That’s the word from Debbie Hauss, Editor-in-Chief of “Retail TouchPoints,” a digital publication that covers customer-facing aspects of retail.

She spoke about the challenges of fulfillment with Daniel Burstein, Director of Editorial Content, MECLABS Institute, at the Internet Retailer Conference and Exhibition earlier this year.

“The most important thing is getting your inventory right,” Debbie pointed out. “It’s not as sexy as digital signage or what you’re doing face-to-face or on mobile technology or inside your store or website. But if customers want to buy online, you have to make sure you’re ready to fulfill orders when they want them.”

Read more…

How Seamless Email Turns Ecommerce Prospects into Buyers

October 14th, 2014
Share

Only 2.6% of the people browsing an ecommerce site actually buy during that visit, but, according to Charles Nicholls, that doesn’t mean they’re not going to eventually make a purchase.

Charles is the Founder and Chief Strategy Officer for SeeWhy, a provider of cloud-based behavioral target marketing. He discussed what it takes to transform browsers into buyers with Daniel Burstein, Director of Editorial Content, MECLABS, at the 2014 Internet Retailer Conference and Exhibition in Chicago.

Charles exhorted marketers to rethink the channel mindset and optimizing websites for a single session, and instead, think about optimizing the entire buying process. The key, he explained, is seamless use of email across desktops, tablets and smartphones.

Why? Customers may use all of these devices before finally making a purchase.

Consider this: SeeWhy has been tracking smart phone conversions, and, according to Charles, smartphones are outpacing tablets, which have become a desktop substitute. Also, 67% of smartphone conversions are done via email.

Watch the video below to learn about the importance of seamless emailing:

  Read more…

Ecommerce: Going beyond omnichannel for creative customer experiences

September 9th, 2014
Share

Omnichannel is a word that many marketers have become familiar with in the past year or so. It’s the evolution of multichannel marketing and, some argue, an overused buzzword.

Lisa Butler, Head of Enterprise Solutions Enablement, eBay, agrees with that statement.
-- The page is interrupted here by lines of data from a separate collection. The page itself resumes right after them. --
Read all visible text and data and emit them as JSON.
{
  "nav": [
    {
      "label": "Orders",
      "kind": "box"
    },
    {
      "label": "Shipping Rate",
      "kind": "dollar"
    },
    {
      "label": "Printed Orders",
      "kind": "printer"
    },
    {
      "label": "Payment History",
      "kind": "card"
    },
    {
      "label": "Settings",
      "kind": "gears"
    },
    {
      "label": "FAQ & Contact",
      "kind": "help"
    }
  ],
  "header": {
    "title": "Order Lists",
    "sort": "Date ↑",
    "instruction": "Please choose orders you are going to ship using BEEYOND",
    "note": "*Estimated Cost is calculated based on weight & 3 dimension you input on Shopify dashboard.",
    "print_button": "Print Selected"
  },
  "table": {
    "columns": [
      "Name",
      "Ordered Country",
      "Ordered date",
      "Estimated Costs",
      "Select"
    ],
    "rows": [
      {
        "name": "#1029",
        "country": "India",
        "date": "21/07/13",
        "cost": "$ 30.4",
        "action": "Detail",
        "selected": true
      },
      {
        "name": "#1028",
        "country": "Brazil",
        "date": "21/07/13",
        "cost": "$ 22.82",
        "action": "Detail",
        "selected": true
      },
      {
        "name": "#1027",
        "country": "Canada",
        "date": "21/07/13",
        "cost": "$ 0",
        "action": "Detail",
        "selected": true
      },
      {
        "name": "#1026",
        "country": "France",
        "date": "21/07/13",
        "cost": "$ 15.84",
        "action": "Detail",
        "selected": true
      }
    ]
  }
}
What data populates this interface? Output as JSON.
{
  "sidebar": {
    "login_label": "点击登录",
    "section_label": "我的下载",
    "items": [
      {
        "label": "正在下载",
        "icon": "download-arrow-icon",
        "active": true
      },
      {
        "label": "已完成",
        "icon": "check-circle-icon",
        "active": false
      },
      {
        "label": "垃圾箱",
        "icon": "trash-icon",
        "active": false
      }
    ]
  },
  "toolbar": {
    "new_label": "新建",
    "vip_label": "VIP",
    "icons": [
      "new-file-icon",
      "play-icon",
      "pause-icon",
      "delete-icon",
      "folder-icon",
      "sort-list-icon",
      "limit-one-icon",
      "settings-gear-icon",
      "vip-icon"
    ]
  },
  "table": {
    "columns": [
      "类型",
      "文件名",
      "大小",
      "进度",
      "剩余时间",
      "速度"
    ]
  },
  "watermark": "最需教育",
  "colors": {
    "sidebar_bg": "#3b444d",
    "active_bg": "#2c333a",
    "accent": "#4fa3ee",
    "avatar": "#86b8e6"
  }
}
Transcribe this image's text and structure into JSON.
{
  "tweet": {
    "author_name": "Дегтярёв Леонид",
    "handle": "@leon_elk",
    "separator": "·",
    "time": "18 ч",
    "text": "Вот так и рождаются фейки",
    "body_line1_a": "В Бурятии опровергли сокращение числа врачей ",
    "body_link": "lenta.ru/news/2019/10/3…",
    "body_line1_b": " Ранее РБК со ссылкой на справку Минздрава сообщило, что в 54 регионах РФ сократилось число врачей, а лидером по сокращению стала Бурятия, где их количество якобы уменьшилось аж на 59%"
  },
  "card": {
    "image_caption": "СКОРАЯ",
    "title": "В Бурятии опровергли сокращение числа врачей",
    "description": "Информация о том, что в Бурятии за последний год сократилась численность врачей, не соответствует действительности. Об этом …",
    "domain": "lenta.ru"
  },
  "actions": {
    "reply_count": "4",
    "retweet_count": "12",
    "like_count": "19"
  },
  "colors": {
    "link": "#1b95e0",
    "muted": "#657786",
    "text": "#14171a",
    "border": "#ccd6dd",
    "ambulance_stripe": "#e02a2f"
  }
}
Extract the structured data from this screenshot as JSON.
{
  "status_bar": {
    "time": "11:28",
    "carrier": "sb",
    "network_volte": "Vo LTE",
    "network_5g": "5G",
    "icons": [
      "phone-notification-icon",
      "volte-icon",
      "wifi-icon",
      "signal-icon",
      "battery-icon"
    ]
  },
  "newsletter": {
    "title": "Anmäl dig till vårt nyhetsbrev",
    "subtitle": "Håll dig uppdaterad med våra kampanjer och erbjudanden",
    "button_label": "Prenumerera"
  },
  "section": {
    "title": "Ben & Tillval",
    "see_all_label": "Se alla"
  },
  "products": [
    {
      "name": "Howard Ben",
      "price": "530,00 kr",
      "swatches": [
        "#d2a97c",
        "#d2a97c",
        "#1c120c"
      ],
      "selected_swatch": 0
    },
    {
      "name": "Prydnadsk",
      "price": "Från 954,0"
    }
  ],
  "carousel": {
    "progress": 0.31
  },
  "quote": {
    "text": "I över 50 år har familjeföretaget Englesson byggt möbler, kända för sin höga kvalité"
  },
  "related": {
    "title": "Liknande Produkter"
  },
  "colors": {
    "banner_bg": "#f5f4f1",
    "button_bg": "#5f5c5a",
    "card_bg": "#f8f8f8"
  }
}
In the MarketingSherpa Media Center at IRCE, she sat down with Allison Banko, Reporter, MarketingSherpa, to discuss omnichannel and what it should really mean to marketers.

“So we went from multichannel, to omnichannel, to all channels — what it really means is just allowing customers to shop however they want,” Lisa said.

In its essence, the prefix omni- means “all.” For Lisa, this means “allowing customers to shop anywhere they want, receive their purchases whenever they want and giving them the best customer service.”

In her interview, Lisa explained the key to providing this engaging experience: developing creative new ways for customers to engage with a brand.

 

Lisa provided some examples of companies that are doing this well, such as Boxpark

Boxpark is a company in the UK that sets up pop-up stores for clothing brands in a unique way — the stores are a network of shipping containers. 

BOXPARK

 

For retailers, this is a creative solution for giving the customer the best (and coolest) experience, according to Lisa.

Read more…